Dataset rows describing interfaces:

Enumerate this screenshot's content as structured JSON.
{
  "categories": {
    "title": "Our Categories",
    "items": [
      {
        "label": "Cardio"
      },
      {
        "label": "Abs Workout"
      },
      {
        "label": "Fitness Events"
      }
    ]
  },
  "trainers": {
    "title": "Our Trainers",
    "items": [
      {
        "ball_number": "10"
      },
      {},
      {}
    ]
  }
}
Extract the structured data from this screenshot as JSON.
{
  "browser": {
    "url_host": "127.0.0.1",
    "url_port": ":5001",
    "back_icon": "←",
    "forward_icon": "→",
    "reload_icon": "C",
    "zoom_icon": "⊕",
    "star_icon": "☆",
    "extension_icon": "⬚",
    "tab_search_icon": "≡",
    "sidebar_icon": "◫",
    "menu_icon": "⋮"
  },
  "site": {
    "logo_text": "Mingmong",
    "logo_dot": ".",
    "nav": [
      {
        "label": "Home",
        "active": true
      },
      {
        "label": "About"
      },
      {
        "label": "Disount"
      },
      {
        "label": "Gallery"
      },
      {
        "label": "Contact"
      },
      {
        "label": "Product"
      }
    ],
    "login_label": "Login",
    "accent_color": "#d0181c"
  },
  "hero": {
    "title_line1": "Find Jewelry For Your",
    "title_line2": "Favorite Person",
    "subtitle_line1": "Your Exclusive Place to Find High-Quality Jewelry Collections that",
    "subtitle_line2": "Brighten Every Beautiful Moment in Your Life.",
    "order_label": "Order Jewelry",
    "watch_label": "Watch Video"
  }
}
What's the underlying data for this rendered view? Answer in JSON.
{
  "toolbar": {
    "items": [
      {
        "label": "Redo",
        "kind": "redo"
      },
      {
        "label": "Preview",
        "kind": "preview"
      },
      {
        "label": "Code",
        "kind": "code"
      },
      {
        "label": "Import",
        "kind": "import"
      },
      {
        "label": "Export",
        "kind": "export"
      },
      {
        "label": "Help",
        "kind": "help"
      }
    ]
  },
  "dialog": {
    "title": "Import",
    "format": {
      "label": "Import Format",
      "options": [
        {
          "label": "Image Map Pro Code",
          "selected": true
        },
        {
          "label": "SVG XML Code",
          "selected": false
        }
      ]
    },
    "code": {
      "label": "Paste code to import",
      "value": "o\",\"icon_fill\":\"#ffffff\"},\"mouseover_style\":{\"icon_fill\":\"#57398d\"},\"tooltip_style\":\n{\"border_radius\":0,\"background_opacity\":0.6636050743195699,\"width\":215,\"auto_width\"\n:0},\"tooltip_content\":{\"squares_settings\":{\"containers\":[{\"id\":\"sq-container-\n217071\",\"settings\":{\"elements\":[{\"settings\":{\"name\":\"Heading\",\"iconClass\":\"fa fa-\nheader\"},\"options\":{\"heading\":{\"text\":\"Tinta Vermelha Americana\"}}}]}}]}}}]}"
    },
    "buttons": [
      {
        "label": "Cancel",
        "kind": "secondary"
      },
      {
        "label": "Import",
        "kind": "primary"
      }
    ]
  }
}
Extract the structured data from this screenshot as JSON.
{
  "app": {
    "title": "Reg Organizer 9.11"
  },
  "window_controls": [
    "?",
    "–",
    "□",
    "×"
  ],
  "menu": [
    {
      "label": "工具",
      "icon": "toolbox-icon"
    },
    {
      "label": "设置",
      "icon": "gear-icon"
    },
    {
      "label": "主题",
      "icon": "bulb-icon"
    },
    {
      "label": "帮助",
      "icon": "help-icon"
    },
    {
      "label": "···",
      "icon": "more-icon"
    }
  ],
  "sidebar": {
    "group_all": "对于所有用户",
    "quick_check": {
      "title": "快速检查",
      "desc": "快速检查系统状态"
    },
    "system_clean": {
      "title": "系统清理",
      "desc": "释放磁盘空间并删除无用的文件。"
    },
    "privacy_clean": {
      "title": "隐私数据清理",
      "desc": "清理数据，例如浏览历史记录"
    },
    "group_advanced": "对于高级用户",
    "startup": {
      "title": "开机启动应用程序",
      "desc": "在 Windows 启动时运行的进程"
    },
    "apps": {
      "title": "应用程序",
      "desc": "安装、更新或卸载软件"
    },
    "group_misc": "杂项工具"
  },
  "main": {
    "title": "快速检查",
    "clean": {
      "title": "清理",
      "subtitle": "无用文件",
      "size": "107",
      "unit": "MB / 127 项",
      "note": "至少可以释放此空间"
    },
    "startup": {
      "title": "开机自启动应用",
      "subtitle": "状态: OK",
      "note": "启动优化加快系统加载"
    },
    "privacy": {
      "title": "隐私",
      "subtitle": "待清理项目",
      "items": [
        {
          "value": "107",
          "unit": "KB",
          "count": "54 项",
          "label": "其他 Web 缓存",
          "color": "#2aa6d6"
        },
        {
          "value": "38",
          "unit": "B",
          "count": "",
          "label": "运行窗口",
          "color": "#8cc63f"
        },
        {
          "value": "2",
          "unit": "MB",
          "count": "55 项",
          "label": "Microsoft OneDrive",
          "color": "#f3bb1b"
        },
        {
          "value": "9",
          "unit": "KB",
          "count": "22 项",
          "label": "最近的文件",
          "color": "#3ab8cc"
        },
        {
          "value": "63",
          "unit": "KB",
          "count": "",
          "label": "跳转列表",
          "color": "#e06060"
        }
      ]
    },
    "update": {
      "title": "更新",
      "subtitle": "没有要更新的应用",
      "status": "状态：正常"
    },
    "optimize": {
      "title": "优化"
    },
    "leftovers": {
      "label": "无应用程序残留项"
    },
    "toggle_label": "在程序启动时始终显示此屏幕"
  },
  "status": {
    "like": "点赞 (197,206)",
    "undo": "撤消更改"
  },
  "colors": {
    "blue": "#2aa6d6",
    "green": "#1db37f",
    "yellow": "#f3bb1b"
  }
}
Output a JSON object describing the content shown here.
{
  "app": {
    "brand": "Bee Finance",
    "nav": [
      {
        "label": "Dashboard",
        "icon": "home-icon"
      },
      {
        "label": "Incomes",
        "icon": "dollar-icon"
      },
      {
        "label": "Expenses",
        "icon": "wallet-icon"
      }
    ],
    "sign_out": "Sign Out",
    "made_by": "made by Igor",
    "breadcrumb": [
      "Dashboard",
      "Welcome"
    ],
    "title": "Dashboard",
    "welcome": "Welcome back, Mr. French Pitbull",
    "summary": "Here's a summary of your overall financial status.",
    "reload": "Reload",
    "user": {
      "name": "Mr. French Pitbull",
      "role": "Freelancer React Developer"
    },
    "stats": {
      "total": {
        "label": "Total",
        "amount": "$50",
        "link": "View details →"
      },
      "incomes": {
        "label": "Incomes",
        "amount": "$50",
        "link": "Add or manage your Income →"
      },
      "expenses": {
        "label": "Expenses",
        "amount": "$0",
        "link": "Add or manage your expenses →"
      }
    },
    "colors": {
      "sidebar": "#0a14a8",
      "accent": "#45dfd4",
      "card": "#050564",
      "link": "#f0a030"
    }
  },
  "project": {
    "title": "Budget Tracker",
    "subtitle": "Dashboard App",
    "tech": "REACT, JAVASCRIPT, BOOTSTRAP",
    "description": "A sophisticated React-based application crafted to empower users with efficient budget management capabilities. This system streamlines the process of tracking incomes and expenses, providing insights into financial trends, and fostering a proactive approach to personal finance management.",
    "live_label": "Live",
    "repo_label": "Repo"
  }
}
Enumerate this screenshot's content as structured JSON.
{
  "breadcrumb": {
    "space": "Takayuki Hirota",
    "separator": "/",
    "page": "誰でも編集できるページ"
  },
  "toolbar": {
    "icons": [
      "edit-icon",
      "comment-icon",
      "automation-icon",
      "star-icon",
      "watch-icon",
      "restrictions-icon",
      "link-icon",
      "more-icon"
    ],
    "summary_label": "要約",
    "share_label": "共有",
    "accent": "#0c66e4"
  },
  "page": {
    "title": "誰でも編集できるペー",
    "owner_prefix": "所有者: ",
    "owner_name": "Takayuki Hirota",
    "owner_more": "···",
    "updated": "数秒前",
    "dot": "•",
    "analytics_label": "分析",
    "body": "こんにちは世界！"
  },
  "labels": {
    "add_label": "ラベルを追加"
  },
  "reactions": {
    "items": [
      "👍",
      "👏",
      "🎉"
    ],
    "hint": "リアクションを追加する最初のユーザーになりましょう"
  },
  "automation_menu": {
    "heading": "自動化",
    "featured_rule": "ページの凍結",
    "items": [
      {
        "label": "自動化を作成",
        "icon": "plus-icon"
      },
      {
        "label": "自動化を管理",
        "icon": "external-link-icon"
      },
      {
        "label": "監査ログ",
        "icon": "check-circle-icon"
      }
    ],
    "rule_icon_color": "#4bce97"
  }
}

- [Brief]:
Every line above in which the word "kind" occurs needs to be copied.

- [Exercise solution]:
        "kind": "redo"
        "kind": "preview"
        "kind": "code"
        "kind": "import"
        "kind": "export"
        "kind": "help"
        "kind": "secondary"
        "kind": "primary"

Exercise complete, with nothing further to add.